● **Aim of the exercise**:
From top to bottom, reproduce the listing without a single change.

● **Exercise inputs**:
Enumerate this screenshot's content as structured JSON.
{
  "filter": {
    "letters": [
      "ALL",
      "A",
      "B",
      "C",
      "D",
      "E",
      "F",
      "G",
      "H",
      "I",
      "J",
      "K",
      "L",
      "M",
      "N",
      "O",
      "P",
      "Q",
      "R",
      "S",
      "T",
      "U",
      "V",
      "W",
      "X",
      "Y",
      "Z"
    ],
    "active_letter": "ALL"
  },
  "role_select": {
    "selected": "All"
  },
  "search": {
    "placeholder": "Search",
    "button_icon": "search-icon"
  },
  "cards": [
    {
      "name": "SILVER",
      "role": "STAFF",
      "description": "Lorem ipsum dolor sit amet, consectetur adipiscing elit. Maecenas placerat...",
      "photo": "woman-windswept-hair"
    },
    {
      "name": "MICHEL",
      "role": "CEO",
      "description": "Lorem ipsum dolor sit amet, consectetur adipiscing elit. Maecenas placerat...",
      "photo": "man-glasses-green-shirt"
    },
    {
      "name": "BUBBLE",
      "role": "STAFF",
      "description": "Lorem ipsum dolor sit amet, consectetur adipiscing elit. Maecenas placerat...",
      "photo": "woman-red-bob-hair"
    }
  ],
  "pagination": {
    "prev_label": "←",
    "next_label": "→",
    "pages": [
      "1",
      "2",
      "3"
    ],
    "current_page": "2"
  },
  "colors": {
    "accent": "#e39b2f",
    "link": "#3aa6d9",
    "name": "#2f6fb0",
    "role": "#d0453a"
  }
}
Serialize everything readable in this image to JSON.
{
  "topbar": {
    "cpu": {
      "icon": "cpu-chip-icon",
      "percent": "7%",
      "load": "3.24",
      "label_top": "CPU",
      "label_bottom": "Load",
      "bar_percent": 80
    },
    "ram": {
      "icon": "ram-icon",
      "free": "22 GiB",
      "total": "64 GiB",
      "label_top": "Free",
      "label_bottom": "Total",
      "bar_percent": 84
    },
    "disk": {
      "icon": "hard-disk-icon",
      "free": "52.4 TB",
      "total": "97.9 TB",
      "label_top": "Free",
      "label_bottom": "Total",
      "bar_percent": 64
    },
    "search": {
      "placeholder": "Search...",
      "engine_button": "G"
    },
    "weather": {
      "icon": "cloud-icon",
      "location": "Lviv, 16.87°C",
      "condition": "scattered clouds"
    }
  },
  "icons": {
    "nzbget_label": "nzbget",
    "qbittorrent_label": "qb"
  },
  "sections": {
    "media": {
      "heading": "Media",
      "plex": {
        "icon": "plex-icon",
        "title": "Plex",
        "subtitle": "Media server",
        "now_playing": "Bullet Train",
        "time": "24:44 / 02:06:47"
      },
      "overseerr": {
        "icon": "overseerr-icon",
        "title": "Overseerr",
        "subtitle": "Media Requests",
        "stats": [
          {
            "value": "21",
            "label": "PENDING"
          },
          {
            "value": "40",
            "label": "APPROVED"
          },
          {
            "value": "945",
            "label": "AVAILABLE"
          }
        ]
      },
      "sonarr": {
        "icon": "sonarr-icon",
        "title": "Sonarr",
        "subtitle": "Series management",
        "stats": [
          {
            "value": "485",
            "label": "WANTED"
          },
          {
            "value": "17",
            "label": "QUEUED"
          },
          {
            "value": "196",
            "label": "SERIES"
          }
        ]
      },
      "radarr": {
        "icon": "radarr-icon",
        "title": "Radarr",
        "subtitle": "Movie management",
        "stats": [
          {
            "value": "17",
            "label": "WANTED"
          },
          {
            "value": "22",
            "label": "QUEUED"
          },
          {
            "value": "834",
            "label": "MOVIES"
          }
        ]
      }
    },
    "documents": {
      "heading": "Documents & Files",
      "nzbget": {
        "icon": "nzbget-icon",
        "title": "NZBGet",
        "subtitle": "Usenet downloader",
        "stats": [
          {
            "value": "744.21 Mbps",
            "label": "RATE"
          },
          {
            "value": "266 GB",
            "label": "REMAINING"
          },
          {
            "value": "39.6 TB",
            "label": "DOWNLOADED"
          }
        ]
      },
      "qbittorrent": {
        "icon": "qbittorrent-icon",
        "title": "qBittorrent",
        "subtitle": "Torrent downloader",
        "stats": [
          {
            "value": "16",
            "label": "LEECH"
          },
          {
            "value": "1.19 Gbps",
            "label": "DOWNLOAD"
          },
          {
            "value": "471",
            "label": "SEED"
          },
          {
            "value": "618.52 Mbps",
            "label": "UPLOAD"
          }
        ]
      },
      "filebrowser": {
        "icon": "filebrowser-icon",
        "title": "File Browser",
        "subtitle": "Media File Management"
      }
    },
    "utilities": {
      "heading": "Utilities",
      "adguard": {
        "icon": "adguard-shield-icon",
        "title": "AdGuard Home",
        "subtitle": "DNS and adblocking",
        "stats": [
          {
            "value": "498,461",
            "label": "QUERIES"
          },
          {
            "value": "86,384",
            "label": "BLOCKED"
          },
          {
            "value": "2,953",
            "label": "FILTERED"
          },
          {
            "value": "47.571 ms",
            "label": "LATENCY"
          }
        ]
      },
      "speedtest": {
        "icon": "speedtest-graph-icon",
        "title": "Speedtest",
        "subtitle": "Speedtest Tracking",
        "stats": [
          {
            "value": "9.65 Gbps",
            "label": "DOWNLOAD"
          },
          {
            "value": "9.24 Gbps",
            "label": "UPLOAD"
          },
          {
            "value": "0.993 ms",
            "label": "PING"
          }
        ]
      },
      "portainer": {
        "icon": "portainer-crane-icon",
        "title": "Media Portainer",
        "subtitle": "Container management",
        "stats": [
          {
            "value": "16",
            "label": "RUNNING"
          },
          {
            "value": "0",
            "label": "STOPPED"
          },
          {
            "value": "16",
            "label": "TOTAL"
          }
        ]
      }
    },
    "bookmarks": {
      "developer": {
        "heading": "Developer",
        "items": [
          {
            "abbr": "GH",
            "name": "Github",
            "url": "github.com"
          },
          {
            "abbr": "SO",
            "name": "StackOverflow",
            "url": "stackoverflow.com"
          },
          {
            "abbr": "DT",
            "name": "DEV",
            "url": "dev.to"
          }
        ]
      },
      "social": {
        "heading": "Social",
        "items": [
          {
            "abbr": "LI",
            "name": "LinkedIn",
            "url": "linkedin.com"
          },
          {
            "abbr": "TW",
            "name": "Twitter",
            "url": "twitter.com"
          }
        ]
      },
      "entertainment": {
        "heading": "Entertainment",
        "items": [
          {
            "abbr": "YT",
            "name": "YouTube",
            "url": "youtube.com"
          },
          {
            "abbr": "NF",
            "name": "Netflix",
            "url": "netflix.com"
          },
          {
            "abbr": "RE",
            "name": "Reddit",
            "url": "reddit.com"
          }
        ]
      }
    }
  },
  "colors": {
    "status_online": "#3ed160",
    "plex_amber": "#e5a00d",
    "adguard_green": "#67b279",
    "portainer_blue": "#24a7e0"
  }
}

● **Written response**:
Enumerate this screenshot's content as structured JSON.
{
  "filter": {
    "letters": [
      "ALL",
      "A",
      "B",
      "C",
      "D",
      "E",
      "F",
      "G",
      "H",
      "I",
      "J",
      "K",
      "L",
      "M",
      "N",
      "O",
      "P",
      "Q",
      "R",
      "S",
      "T",
      "U",
      "V",
      "W",
      "X",
      "Y",
      "Z"
    ],
    "active_letter": "ALL"
  },
  "role_select": {
    "selected": "All"
  },
  "search": {
    "placeholder": "Search",
    "button_icon": "search-icon"
  },
  "cards": [
    {
      "name": "SILVER",
      "role": "STAFF",
      "description": "Lorem ipsum dolor sit amet, consectetur adipiscing elit. Maecenas placerat...",
      "photo": "woman-windswept-hair"
    },
    {
      "name": "MICHEL",
      "role": "CEO",
      "description": "Lorem ipsum dolor sit amet, consectetur adipiscing elit. Maecenas placerat...",
      "photo": "man-glasses-green-shirt"
    },
    {
      "name": "BUBBLE",
      "role": "STAFF",
      "description": "Lorem ipsum dolor sit amet, consectetur adipiscing elit. Maecenas placerat...",
      "photo": "woman-red-bob-hair"
    }
  ],
  "pagination": {
    "prev_label": "←",
    "next_label": "→",
    "pages": [
      "1",
      "2",
      "3"
    ],
    "current_page": "2"
  },
  "colors": {
    "accent": "#e39b2f",
    "link": "#3aa6d9",
    "name": "#2f6fb0",
    "role": "#d0453a"
  }
}
Serialize everything readable in this image to JSON.
{
  "topbar": {
    "cpu": {
      "icon": "cpu-chip-icon",
      "percent": "7%",
      "load": "3.24",
      "label_top": "CPU",
      "label_bottom": "Load",
      "bar_percent": 80
    },
    "ram": {
      "icon": "ram-icon",
      "free": "22 GiB",
      "total": "64 GiB",
      "label_top": "Free",
      "label_bottom": "Total",
      "bar_percent": 84
    },
    "disk": {
      "icon": "hard-disk-icon",
      "free": "52.4 TB",
      "total": "97.9 TB",
      "label_top": "Free",
      "label_bottom": "Total",
      "bar_percent": 64
    },
    "search": {
      "placeholder": "Search...",
      "engine_button": "G"
    },
    "weather": {
      "icon": "cloud-icon",
      "location": "Lviv, 16.87°C",
      "condition": "scattered clouds"
    }
  },
  "icons": {
    "nzbget_label": "nzbget",
    "qbittorrent_label": "qb"
  },
  "sections": {
    "media": {
      "heading": "Media",
      "plex": {
        "icon": "plex-icon",
        "title": "Plex",
        "subtitle": "Media server",
        "now_playing": "Bullet Train",
        "time": "24:44 / 02:06:47"
      },
      "overseerr": {
        "icon": "overseerr-icon",
        "title": "Overseerr",
        "subtitle": "Media Requests",
        "stats": [
          {
            "value": "21",
            "label": "PENDING"
          },
          {
            "value": "40",
            "label": "APPROVED"
          },
          {
            "value": "945",
            "label": "AVAILABLE"
          }
        ]
      },
      "sonarr": {
        "icon": "sonarr-icon",
        "title": "Sonarr",
        "subtitle": "Series management",
        "stats": [
          {
            "value": "485",
            "label": "WANTED"
          },
          {
            "value": "17",
            "label": "QUEUED"
          },
          {
            "value": "196",
            "label": "SERIES"
          }
        ]
      },
      "radarr": {
        "icon": "radarr-icon",
        "title": "Radarr",
        "subtitle": "Movie management",
        "stats": [
          {
            "value": "17",
            "label": "WANTED"
          },
          {
            "value": "22",
            "label": "QUEUED"
          },
          {
            "value": "834",
            "label": "MOVIES"
          }
        ]
      }
    },
    "documents": {
      "heading": "Documents & Files",
      "nzbget": {
        "icon": "nzbget-icon",
        "title": "NZBGet",
        "subtitle": "Usenet downloader",
        "stats": [
          {
            "value": "744.21 Mbps",
            "label": "RATE"
          },
          {
            "value": "266 GB",
            "label": "REMAINING"
          },
          {
            "value": "39.6 TB",
            "label": "DOWNLOADED"
          }
        ]
      },
      "qbittorrent": {
        "icon": "qbittorrent-icon",
        "title": "qBittorrent",
        "subtitle": "Torrent downloader",
        "stats": [
          {
            "value": "16",
            "label": "LEECH"
          },
          {
            "value": "1.19 Gbps",
            "label": "DOWNLOAD"
          },
          {
            "value": "471",
            "label": "SEED"
          },
          {
            "value": "618.52 Mbps",
            "label": "UPLOAD"
          }
        ]
      },
      "filebrowser": {
        "icon": "filebrowser-icon",
        "title": "File Browser",
        "subtitle": "Media File Management"
      }
    },
    "utilities": {
      "heading": "Utilities",
      "adguard": {
        "icon": "adguard-shield-icon",
        "title": "AdGuard Home",
        "subtitle": "DNS and adblocking",
        "stats": [
          {
            "value": "498,461",
            "label": "QUERIES"
          },
          {
            "value": "86,384",
            "label": "BLOCKED"
          },
          {
            "value": "2,953",
            "label": "FILTERED"
          },
          {
            "value": "47.571 ms",
            "label": "LATENCY"
          }
        ]
      },
      "speedtest": {
        "icon": "speedtest-graph-icon",
        "title": "Speedtest",
        "subtitle": "Speedtest Tracking",
        "stats": [
          {
            "value": "9.65 Gbps",
            "label": "DOWNLOAD"
          },
          {
            "value": "9.24 Gbps",
            "label": "UPLOAD"
          },
          {
            "value": "0.993 ms",
            "label": "PING"
          }
        ]
      },
      "portainer": {
        "icon": "portainer-crane-icon",
        "title": "Media Portainer",
        "subtitle": "Container management",
        "stats": [
          {
            "value": "16",
            "label": "RUNNING"
          },
          {
            "value": "0",
            "label": "STOPPED"
          },
          {
            "value": "16",
            "label": "TOTAL"
          }
        ]
      }
    },
    "bookmarks": {
      "developer": {
        "heading": "Developer",
        "items": [
          {
            "abbr": "GH",
            "name": "Github",
            "url": "github.com"
          },
          {
            "abbr": "SO",
            "name": "StackOverflow",
            "url": "stackoverflow.com"
          },
          {
            "abbr": "DT",
            "name": "DEV",
            "url": "dev.to"
          }
        ]
      },
      "social": {
        "heading": "Social",
        "items": [
          {
            "abbr": "LI",
            "name": "LinkedIn",
            "url": "linkedin.com"
          },
          {
            "abbr": "TW",
            "name": "Twitter",
            "url": "twitter.com"
          }
        ]
      },
      "entertainment": {
        "heading": "Entertainment",
        "items": [
          {
            "abbr": "YT",
            "name": "YouTube",
            "url": "youtube.com"
          },
          {
            "abbr": "NF",
            "name": "Netflix",
            "url": "netflix.com"
          },
          {
            "abbr": "RE",
            "name": "Reddit",
            "url": "reddit.com"
          }
        ]
      }
    }
  },
  "colors": {
    "status_online": "#3ed160",
    "plex_amber": "#e5a00d",
    "adguard_green": "#67b279",
    "portainer_blue": "#24a7e0"
  }
}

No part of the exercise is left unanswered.